(Dataset excerpts)
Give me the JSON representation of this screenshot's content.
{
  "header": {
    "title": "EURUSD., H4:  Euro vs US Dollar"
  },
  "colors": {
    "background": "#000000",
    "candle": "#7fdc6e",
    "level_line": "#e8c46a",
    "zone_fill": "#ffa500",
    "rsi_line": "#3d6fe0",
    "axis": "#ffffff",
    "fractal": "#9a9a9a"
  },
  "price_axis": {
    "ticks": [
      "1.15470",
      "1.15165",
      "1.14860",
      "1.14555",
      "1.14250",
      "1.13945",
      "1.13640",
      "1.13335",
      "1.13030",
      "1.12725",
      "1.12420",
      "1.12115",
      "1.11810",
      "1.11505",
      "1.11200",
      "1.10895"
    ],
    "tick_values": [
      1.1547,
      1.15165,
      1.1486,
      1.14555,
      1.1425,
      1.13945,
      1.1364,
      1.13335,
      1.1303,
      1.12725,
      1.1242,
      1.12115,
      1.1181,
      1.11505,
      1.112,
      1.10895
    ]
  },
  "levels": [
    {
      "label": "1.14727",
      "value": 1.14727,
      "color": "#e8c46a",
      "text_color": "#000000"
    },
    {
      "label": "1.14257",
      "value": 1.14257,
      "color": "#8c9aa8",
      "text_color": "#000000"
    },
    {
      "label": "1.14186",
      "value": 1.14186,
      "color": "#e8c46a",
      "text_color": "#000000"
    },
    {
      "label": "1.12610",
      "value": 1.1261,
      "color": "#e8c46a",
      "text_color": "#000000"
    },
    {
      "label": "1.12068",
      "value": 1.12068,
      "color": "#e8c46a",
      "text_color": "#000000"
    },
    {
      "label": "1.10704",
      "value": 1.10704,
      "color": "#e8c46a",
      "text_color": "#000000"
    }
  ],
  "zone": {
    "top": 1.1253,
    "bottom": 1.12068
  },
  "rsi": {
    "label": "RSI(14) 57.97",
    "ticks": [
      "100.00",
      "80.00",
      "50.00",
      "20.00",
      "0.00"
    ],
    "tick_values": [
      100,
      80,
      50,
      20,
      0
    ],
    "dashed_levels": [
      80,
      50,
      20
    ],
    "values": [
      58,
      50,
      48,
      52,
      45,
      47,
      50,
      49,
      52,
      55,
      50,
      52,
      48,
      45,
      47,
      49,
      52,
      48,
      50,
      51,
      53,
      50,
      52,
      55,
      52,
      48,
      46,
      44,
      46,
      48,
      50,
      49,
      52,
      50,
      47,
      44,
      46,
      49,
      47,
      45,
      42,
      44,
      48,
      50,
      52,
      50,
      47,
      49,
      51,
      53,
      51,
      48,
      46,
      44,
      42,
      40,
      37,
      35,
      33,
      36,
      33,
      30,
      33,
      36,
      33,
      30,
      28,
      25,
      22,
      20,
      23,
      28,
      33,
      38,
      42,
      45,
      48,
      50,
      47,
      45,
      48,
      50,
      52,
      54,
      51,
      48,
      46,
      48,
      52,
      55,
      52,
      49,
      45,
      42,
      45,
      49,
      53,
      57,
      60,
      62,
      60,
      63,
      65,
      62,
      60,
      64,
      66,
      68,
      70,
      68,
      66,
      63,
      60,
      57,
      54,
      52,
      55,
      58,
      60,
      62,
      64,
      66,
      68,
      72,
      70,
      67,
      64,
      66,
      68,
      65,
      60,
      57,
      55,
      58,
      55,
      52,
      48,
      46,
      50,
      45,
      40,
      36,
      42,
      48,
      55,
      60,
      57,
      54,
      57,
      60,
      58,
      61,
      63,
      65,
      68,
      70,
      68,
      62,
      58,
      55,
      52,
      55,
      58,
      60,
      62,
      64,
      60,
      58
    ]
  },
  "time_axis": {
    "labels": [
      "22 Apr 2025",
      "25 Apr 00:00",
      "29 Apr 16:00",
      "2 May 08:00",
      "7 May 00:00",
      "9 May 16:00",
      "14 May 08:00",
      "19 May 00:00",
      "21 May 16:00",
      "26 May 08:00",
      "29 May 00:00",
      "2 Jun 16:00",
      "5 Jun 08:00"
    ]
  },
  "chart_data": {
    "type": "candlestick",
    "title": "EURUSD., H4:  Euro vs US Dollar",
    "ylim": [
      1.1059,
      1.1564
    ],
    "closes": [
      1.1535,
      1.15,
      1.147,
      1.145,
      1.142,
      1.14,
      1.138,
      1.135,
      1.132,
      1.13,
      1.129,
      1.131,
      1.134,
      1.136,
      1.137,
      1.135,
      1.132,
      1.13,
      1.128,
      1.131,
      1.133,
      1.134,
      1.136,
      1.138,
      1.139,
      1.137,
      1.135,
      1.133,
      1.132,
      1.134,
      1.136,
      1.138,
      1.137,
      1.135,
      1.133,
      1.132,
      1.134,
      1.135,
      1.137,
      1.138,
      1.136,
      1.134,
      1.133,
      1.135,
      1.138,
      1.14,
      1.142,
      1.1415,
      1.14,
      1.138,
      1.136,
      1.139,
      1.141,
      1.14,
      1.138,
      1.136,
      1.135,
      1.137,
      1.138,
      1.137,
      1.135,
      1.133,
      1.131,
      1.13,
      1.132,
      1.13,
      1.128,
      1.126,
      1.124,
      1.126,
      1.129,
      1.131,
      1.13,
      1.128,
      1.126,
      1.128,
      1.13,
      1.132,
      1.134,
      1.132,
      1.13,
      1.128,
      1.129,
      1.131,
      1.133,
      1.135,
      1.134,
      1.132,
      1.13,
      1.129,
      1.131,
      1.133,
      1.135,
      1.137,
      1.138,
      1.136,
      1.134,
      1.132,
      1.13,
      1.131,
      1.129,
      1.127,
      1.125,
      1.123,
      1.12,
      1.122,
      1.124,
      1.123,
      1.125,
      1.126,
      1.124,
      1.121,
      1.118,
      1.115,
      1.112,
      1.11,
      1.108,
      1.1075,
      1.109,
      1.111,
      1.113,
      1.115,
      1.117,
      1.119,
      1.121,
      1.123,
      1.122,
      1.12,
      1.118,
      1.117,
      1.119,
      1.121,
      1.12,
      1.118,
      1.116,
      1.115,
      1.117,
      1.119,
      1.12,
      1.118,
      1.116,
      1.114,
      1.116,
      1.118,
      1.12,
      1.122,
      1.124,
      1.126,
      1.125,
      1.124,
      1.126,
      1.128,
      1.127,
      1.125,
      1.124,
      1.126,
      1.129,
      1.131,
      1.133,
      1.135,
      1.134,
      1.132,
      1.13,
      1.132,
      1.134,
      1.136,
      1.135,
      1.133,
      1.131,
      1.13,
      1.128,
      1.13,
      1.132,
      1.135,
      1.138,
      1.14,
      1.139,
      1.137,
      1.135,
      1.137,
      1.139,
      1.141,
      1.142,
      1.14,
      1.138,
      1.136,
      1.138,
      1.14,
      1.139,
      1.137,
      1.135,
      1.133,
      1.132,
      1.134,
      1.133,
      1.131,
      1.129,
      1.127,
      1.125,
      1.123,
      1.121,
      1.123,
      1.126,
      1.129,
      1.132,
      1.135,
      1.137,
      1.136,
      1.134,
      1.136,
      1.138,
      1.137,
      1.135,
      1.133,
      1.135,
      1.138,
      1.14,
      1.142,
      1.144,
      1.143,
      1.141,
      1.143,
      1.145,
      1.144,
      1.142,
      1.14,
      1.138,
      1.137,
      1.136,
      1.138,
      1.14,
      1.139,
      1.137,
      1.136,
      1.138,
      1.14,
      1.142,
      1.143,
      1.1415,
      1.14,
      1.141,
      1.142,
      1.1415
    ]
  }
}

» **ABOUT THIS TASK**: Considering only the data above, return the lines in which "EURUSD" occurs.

» **YOUR SOLUTION**:
    "title": "EURUSD., H4:  Euro vs US Dollar"
    "title": "EURUSD., H4:  Euro vs US Dollar",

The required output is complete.